Amazon now sells everything from loose diamonds to Maine lobsters, although books, music, video and DVD categories still represent the bulk of its business.
With growth leveling off in its core categories, analysts say Amazon must focus on adding stores to its international sites to continue to grow.
“There’s obviously a tremendous amount of power in the brand name,” said McAdams Wright Ragen analyst Dan Geiman. “You equate Amazon with e-commerce.”
The question now is: How profitable can it become? Amazon continues to offer free shipping on orders more than $25 — a promotion that has eaten into its margins. The company calls it a long-term investment. Only time will tell whether it’s chasing unprofitable growth.
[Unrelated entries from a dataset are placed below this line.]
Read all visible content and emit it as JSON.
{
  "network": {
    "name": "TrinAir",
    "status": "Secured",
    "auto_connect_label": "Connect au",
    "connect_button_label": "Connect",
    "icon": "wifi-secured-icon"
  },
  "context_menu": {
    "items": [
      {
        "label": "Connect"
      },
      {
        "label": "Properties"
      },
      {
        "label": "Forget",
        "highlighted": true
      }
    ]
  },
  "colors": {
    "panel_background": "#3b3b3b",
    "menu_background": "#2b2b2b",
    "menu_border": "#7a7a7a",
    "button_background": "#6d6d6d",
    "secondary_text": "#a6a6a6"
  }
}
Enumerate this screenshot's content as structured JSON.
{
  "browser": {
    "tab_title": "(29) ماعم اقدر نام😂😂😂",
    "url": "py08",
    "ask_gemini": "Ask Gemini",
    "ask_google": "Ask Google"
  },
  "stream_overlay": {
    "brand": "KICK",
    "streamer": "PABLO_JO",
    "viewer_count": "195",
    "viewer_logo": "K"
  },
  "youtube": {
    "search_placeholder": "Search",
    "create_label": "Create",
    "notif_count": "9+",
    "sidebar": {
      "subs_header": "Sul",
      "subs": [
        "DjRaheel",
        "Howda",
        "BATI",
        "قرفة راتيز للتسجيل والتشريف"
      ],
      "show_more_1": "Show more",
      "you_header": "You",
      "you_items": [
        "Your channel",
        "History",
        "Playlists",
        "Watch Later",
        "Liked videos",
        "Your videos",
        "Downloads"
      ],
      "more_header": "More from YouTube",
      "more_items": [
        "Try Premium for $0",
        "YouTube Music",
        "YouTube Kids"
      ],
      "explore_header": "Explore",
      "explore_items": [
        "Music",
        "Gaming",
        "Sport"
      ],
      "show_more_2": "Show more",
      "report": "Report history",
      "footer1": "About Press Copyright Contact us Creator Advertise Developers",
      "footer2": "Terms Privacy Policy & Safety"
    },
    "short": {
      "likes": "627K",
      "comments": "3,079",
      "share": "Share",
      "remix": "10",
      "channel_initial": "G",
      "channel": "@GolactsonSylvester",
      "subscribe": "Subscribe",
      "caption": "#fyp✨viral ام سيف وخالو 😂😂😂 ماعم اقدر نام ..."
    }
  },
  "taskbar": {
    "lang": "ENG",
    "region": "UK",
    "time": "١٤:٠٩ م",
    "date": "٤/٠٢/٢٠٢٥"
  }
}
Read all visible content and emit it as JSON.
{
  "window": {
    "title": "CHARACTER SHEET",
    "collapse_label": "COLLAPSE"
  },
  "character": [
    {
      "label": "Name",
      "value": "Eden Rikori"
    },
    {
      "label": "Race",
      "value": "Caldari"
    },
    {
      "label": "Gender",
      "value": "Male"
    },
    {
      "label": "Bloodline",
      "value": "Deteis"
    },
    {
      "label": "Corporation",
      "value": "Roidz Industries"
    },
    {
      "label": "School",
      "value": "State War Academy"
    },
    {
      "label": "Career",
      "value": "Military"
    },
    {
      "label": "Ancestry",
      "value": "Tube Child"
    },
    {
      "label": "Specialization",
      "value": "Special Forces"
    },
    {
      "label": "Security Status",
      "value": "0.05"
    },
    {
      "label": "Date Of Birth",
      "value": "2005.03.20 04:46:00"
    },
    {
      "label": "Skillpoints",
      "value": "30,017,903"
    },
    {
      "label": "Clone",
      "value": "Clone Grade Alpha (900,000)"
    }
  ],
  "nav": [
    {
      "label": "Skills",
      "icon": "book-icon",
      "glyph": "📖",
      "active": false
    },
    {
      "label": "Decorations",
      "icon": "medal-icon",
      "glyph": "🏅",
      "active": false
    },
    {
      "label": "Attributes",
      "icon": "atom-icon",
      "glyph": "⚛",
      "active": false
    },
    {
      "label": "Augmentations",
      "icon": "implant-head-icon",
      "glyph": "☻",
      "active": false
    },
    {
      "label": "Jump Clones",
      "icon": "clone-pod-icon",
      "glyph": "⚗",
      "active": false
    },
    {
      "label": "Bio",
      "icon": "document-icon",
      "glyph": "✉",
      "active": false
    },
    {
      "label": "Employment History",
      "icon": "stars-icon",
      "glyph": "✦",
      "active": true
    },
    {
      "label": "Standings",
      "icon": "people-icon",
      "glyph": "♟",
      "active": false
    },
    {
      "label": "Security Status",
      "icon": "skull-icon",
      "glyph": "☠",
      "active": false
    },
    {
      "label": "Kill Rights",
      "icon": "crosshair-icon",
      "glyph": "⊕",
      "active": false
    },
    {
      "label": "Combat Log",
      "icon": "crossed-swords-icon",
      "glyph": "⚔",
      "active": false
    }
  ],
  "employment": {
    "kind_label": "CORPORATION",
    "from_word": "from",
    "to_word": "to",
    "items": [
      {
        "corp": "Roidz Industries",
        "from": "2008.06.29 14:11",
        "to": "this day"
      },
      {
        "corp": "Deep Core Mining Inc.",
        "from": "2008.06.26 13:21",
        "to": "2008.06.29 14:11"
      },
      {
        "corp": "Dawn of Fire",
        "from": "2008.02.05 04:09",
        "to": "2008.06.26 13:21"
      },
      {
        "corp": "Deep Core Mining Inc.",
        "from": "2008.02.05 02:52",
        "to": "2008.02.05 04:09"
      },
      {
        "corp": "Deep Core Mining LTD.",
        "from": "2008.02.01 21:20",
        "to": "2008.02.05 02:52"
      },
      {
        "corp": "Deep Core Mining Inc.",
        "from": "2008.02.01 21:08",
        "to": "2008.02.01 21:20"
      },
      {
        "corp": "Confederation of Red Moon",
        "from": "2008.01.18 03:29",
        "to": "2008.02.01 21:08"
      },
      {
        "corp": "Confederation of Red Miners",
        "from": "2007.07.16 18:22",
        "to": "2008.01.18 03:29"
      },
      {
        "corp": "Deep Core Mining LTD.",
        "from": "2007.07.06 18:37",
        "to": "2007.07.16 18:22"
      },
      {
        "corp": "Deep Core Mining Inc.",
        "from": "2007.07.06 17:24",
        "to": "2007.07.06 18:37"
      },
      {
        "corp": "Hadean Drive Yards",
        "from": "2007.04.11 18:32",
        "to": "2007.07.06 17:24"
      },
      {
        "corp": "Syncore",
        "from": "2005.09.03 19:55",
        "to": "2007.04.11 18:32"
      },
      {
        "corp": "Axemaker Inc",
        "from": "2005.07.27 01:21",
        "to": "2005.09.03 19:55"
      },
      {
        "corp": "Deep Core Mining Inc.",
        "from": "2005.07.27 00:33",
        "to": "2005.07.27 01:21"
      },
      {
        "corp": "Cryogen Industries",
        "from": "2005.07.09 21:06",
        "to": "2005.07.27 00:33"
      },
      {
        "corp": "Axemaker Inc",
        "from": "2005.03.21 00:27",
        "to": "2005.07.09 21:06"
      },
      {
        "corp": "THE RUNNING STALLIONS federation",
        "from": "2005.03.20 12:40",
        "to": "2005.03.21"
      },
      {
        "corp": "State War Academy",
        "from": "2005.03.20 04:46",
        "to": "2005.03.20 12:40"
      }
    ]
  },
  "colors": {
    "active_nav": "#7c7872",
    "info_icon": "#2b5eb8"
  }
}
Meantime, the company’s profitable partnerships are also being tested: toysrus.com sued Amazon in May 2004 for violating its exclusivity agreement. Both sides have charged one another with failing to honor the terms of their sales contract.
The broader, unspoken implication is that Amazon may partner with you today and compete against you tomorrow. Just as the Bezoses bet on their son, Wall Street is betting on his ability to steer the company in a more sophisticated online retail world.
This much is true: Amazon pioneered the online-retail category — a feat it carried out amid the most extreme of roller-coaster rides.
“They set a very high bar for the Amazon customer service experience 10 years ago that everyone had to catch up to,” Johnson said. “I’m not sure e-commerce would be as developed today if Amazon didn’t exist.”
Monica Soto Ouchi: 206-515-5632